## Task description
Pick out each line below containing "JSON".

[[ Input data open ]]

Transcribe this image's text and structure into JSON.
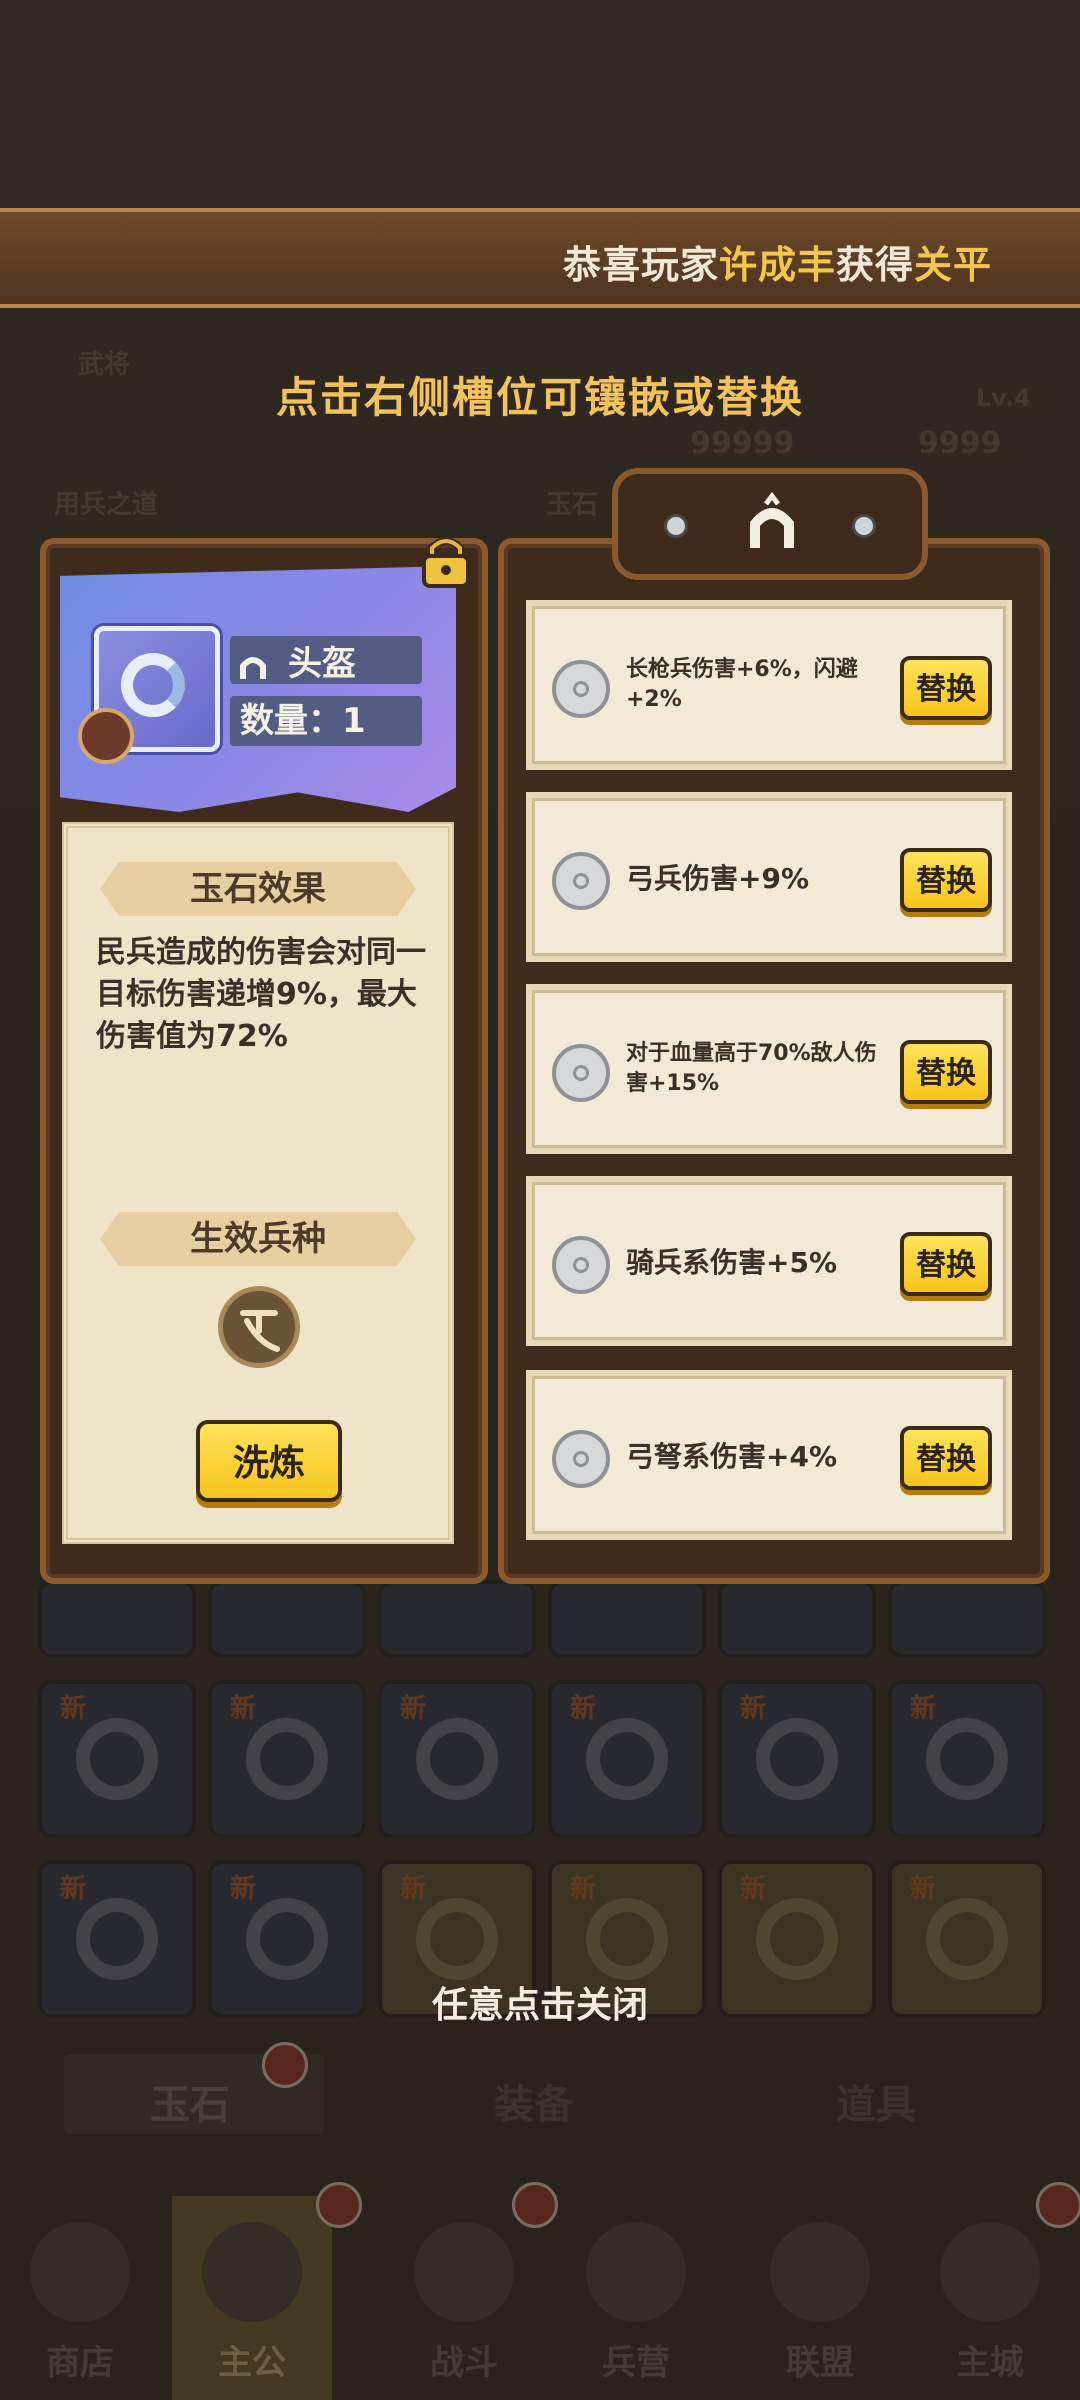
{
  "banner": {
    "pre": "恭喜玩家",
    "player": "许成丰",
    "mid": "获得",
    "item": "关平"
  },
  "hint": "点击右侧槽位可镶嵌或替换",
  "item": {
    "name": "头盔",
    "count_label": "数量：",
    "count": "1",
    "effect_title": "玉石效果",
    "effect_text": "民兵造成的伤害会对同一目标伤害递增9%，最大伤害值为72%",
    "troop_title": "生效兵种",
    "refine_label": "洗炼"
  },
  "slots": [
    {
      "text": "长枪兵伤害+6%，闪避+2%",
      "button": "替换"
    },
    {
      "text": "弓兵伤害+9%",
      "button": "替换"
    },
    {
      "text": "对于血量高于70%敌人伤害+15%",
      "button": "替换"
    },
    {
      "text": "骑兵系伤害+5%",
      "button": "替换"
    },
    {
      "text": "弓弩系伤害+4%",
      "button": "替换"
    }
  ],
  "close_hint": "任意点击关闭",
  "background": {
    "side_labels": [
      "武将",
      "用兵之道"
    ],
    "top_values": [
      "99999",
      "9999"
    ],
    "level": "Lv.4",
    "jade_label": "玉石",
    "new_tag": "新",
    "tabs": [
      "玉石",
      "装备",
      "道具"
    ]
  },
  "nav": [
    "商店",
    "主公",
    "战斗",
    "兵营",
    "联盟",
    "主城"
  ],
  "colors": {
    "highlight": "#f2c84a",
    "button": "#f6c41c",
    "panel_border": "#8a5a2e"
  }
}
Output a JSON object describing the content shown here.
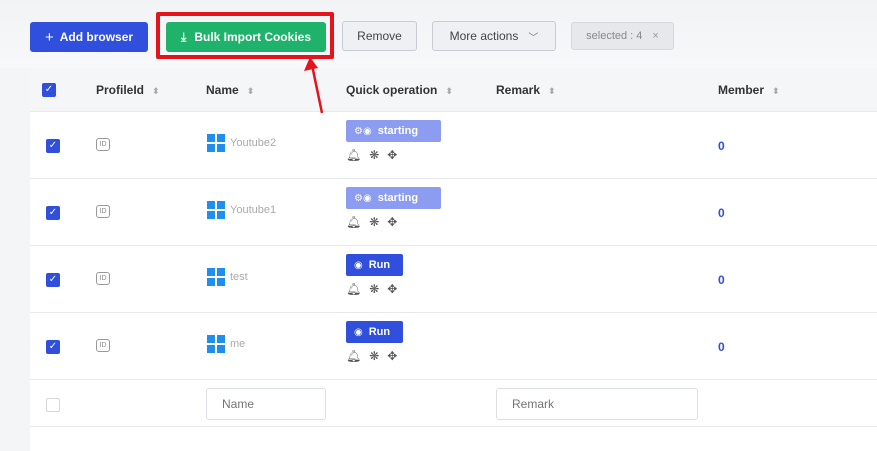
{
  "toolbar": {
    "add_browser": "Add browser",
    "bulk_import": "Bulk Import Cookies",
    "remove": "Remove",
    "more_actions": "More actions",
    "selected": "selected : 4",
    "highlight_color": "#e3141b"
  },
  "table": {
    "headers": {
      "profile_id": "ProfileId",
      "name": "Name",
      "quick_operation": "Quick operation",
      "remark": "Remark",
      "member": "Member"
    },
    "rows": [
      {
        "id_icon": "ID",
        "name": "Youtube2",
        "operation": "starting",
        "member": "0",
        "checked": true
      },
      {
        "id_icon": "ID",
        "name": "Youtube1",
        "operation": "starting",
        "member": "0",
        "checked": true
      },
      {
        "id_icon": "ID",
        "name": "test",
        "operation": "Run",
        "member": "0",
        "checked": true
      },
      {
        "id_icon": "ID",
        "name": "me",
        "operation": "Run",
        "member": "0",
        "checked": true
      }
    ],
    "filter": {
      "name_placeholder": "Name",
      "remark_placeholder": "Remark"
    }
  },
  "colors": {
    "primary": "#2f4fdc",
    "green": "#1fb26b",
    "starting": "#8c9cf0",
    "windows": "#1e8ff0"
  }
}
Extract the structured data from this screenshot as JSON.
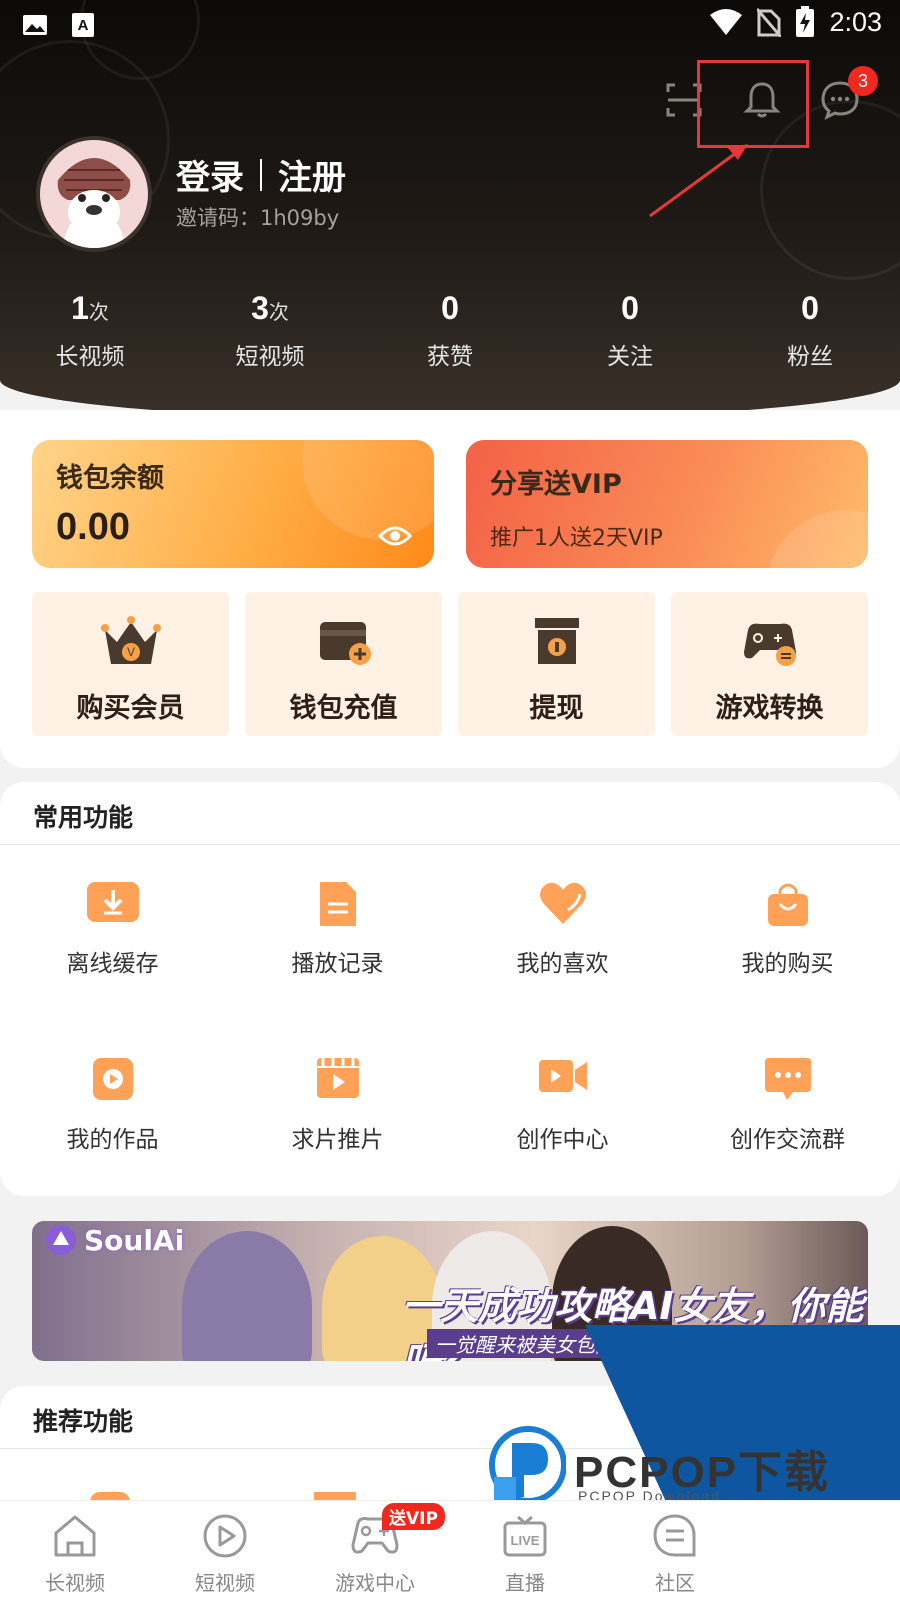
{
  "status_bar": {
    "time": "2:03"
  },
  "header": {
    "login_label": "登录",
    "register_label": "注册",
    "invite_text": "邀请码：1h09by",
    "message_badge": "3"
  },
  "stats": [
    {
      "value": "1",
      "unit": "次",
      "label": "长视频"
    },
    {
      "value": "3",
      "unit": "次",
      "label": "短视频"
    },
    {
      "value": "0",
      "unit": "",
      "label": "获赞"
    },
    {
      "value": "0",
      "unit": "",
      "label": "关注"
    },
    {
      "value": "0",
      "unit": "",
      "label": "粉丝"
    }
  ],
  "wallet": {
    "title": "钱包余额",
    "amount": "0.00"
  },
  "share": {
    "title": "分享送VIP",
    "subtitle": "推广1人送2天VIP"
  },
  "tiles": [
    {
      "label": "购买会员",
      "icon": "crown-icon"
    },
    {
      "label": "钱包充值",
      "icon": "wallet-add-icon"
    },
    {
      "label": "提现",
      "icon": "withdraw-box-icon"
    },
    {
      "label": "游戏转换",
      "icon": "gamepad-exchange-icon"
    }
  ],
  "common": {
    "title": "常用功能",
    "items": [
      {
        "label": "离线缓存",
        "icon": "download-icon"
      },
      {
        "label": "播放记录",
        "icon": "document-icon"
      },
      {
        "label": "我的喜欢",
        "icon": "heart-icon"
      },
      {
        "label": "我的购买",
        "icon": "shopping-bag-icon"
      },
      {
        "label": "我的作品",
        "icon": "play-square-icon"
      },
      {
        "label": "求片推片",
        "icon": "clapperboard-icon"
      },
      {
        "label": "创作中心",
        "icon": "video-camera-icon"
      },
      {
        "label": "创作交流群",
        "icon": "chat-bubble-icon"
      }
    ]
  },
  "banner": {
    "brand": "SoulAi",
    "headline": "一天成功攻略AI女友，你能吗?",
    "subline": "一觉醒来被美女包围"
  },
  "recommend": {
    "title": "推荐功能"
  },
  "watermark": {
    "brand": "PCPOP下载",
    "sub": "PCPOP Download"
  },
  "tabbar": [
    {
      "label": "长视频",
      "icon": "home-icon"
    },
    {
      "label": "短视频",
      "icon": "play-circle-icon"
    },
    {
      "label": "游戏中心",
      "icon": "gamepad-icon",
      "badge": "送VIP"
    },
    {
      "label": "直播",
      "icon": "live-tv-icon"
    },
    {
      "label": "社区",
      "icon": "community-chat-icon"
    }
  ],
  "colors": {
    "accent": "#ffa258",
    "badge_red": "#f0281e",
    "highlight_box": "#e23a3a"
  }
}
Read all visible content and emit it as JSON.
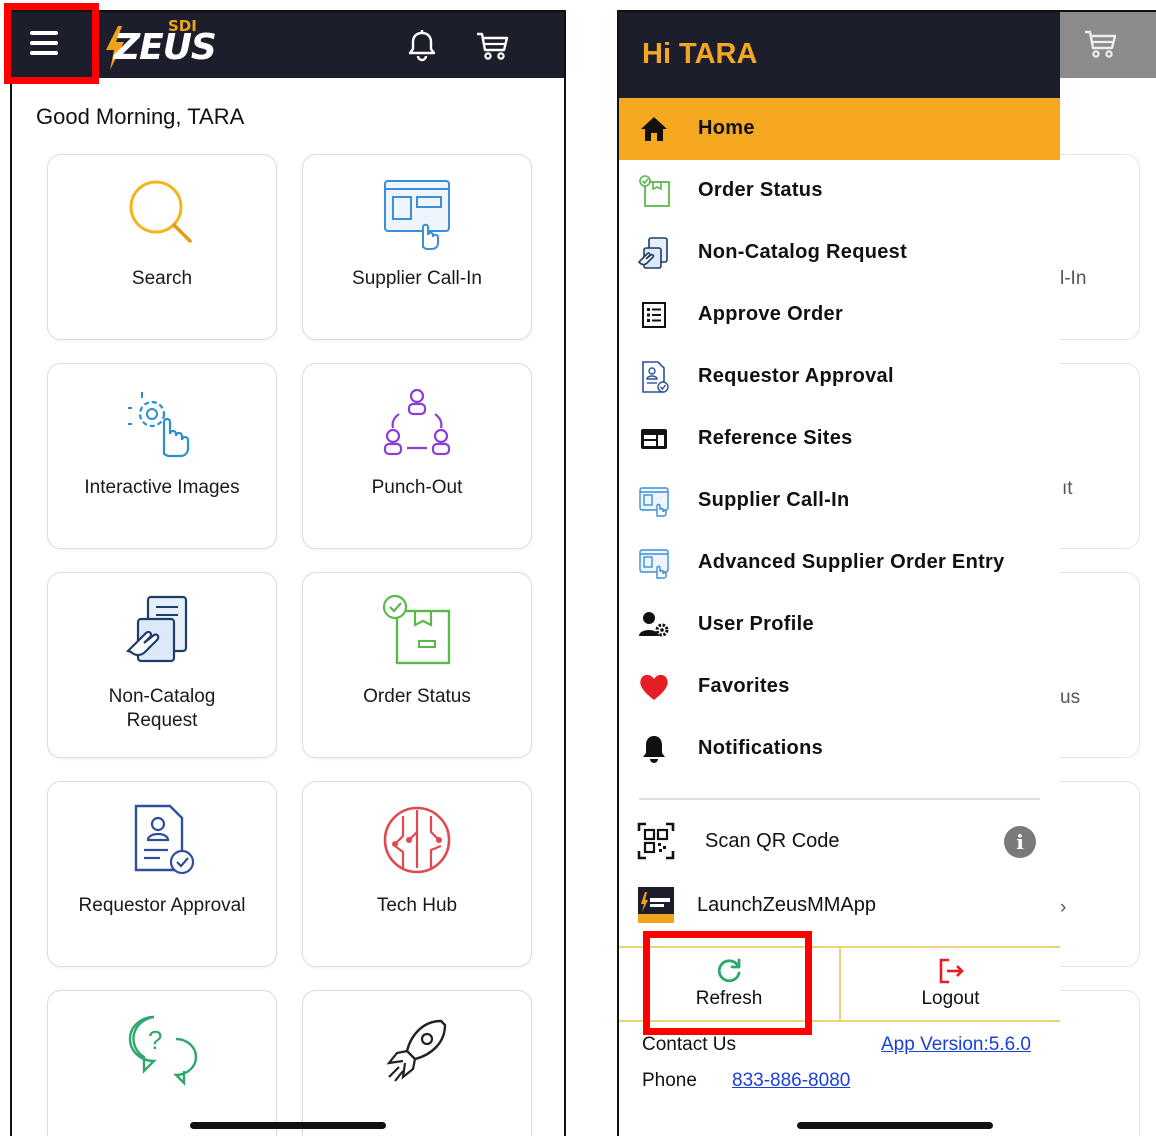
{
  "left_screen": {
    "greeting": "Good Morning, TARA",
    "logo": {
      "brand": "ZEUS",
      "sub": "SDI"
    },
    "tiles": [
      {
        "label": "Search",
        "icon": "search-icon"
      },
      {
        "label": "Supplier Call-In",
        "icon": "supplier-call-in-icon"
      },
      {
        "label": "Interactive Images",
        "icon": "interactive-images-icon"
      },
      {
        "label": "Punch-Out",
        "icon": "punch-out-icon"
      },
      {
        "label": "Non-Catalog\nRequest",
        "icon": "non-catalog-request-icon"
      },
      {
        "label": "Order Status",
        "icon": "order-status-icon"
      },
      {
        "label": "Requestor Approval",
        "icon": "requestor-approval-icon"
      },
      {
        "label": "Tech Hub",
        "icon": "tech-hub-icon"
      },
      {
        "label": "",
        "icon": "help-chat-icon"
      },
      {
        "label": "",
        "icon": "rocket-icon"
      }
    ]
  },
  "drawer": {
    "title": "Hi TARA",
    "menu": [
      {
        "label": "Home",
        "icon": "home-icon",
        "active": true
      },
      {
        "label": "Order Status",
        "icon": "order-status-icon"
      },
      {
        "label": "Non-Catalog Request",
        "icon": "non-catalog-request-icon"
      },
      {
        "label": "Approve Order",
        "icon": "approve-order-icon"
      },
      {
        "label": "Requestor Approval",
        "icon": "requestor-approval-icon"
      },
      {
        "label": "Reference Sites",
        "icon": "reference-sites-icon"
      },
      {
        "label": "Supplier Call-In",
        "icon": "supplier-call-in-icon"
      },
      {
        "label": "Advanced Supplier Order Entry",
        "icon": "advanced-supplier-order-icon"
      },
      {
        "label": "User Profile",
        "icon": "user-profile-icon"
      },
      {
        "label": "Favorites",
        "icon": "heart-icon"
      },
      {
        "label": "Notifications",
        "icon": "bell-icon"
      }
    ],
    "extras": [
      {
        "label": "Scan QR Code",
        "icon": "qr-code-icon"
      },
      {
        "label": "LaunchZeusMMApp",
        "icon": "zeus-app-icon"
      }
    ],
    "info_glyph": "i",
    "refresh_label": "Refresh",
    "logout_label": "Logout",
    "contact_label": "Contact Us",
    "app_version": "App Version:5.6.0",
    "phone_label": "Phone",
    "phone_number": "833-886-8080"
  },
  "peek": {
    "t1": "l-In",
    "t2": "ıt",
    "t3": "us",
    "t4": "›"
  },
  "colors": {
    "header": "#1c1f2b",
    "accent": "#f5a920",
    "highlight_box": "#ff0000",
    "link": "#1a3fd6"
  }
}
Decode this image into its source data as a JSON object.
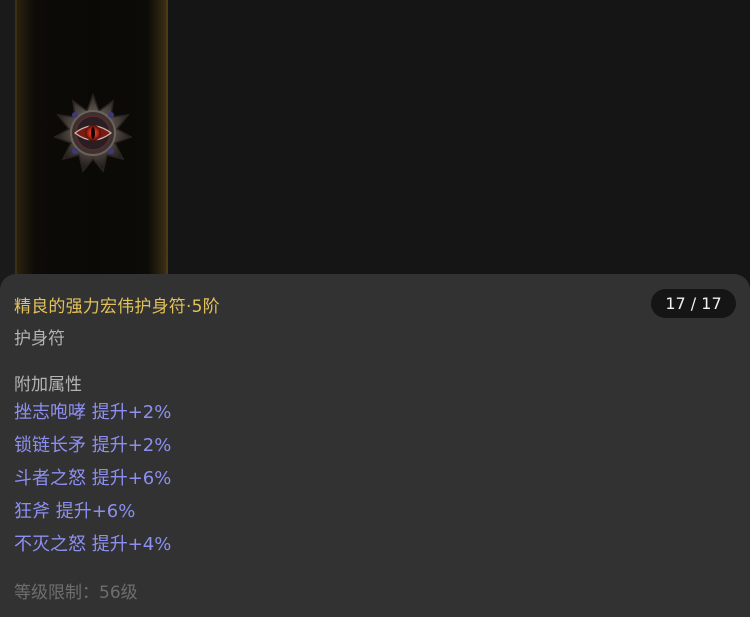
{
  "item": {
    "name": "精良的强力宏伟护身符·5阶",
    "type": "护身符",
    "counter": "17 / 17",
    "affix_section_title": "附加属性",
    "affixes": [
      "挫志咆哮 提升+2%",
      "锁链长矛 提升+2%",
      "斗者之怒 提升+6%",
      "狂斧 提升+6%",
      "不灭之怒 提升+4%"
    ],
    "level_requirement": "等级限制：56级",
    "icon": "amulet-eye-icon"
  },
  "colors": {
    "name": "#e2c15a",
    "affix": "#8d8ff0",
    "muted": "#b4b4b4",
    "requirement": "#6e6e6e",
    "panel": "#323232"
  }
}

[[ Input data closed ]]

## Answer area
Transcribe this image's text and structure into JSON.
Output a JSON object describing the content shown here.
Extract the structured data from this screenshot as JSON.
Read all visible content and emit it as JSON.
Decode this image into its source data as a JSON object.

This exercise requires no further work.